## Dataset content
━━━━━━━━

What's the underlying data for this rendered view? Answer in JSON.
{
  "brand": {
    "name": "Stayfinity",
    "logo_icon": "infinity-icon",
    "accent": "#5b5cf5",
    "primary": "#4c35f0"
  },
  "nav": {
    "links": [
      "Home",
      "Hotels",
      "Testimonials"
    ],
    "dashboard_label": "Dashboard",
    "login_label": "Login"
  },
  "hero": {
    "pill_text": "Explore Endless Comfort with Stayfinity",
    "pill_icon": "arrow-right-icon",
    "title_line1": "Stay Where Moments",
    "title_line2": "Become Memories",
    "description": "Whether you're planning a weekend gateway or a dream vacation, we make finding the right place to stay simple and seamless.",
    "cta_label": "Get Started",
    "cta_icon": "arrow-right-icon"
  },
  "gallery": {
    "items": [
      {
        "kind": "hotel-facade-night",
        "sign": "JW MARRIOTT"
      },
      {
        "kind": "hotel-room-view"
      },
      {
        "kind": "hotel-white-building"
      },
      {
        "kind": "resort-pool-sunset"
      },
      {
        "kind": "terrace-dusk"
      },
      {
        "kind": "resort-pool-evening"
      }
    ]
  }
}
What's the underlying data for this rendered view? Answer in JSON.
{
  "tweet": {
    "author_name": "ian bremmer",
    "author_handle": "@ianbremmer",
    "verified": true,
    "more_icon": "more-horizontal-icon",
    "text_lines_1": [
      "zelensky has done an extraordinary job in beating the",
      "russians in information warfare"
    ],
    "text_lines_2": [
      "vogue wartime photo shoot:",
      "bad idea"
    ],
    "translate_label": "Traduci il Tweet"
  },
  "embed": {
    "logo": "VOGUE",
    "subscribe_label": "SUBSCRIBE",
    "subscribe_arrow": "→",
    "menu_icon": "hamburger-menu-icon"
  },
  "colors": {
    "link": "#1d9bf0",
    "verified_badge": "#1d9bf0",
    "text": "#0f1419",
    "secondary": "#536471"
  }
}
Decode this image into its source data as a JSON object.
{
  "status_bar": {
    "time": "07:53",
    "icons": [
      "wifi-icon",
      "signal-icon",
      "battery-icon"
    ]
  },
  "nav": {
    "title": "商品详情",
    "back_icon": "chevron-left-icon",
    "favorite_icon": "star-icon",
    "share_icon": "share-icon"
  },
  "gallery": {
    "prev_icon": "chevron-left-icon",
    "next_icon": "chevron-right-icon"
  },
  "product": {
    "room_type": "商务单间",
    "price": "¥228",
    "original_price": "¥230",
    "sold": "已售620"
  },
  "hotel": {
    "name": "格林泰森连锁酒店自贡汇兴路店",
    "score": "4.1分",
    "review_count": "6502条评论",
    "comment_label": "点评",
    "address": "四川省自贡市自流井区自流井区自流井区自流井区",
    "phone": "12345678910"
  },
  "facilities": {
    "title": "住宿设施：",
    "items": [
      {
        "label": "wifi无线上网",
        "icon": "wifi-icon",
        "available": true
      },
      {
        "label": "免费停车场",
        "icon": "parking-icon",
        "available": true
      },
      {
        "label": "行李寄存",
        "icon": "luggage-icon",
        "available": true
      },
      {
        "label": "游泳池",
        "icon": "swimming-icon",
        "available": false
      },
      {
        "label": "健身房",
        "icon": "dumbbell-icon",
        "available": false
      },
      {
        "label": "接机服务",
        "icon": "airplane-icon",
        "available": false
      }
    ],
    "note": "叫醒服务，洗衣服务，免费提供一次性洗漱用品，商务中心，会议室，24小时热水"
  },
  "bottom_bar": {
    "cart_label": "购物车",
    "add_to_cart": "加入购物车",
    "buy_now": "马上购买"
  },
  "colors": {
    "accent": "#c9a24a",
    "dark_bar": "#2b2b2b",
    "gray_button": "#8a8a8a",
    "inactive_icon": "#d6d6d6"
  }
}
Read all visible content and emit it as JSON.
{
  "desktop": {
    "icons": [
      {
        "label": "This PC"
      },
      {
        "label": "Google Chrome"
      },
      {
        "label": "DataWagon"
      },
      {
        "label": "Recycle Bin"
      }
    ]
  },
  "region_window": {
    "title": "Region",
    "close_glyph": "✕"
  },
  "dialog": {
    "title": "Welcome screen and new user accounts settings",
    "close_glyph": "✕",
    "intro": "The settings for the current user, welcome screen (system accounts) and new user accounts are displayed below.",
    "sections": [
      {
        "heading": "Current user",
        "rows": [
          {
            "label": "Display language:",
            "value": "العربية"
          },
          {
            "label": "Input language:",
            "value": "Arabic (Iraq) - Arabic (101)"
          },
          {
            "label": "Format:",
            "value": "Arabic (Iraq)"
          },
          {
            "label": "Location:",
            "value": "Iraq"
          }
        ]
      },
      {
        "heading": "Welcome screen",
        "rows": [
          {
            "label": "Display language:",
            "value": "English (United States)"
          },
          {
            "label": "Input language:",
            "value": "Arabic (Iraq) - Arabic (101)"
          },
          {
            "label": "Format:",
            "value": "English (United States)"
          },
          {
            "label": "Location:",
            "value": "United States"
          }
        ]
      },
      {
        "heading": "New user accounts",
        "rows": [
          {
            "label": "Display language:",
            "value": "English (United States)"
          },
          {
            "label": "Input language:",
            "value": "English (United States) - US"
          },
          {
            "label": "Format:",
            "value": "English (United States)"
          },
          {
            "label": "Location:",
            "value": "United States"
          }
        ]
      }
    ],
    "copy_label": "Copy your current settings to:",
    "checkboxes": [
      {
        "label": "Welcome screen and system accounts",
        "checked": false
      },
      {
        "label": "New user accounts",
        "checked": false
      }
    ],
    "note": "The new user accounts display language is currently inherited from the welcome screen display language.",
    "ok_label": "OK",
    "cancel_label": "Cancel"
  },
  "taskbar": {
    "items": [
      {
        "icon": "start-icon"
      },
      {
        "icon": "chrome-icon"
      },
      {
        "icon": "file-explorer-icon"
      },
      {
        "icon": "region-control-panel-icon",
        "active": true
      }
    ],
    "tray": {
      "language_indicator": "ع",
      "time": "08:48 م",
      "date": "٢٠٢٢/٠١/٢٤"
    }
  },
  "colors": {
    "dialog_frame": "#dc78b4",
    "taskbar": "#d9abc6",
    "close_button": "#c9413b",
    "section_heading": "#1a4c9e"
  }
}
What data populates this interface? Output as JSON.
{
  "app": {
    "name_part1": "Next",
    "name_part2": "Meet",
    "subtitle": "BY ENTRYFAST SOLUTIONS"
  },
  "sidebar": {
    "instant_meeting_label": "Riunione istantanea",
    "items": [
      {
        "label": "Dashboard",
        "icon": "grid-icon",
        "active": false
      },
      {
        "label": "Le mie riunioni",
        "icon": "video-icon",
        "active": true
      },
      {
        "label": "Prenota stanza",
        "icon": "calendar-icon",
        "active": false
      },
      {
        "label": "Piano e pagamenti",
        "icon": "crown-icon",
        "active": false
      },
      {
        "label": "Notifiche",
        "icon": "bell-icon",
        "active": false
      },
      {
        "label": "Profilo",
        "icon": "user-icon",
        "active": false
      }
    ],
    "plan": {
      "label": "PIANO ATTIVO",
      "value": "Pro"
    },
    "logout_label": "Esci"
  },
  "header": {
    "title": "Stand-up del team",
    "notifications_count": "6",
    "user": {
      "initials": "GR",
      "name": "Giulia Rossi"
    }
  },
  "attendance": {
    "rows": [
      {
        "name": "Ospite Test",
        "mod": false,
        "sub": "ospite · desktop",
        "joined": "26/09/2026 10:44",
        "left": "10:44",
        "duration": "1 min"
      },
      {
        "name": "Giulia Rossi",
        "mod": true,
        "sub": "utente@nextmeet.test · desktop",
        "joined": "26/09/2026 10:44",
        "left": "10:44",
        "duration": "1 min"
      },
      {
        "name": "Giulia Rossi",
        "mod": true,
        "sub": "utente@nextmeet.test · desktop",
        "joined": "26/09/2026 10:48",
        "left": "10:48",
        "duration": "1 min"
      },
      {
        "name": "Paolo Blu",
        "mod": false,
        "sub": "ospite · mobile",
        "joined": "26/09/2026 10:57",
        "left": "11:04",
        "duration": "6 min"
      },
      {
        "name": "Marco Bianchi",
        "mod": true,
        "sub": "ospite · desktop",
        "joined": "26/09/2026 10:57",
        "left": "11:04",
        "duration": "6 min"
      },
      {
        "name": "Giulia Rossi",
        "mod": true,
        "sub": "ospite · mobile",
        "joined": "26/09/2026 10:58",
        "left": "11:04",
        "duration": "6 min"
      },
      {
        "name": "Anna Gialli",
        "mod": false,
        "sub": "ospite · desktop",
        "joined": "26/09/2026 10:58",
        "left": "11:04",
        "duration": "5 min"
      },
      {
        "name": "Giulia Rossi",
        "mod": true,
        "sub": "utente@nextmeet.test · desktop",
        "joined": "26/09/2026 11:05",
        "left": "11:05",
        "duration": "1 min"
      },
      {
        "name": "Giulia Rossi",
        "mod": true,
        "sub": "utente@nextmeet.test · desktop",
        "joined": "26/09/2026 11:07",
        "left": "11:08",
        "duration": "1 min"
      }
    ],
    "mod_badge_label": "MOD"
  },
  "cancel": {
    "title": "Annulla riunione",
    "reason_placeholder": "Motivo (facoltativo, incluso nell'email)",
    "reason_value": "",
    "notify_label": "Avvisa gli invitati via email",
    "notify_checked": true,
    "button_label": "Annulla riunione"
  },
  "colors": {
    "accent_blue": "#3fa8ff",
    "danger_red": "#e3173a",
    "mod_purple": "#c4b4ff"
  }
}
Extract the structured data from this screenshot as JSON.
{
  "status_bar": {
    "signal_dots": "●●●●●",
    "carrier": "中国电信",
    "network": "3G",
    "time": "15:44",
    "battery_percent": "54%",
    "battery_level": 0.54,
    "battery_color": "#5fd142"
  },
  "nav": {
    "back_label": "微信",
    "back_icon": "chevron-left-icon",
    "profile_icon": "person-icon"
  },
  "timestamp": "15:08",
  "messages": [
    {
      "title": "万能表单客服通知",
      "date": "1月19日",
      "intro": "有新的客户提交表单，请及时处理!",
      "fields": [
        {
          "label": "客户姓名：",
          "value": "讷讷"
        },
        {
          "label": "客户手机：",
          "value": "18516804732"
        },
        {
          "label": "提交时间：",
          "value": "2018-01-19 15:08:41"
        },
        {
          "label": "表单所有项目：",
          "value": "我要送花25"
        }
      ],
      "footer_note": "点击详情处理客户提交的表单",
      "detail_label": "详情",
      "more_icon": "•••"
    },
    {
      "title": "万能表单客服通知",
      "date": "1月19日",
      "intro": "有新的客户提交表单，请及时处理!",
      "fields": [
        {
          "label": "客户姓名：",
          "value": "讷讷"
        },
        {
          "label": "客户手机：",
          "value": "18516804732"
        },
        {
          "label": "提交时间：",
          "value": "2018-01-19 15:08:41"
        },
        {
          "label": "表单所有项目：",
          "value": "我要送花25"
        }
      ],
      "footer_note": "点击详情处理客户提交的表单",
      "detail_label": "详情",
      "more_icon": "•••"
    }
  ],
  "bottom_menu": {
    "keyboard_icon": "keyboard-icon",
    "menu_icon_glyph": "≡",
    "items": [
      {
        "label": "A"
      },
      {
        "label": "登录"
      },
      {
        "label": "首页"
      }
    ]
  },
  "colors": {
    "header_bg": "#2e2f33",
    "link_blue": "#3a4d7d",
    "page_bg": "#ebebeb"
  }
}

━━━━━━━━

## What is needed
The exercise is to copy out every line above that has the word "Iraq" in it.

## Exercise output
            "value": "Arabic (Iraq) - Arabic (101)"
            "value": "Arabic (Iraq)"
            "value": "Iraq"
            "value": "Arabic (Iraq) - Arabic (101)"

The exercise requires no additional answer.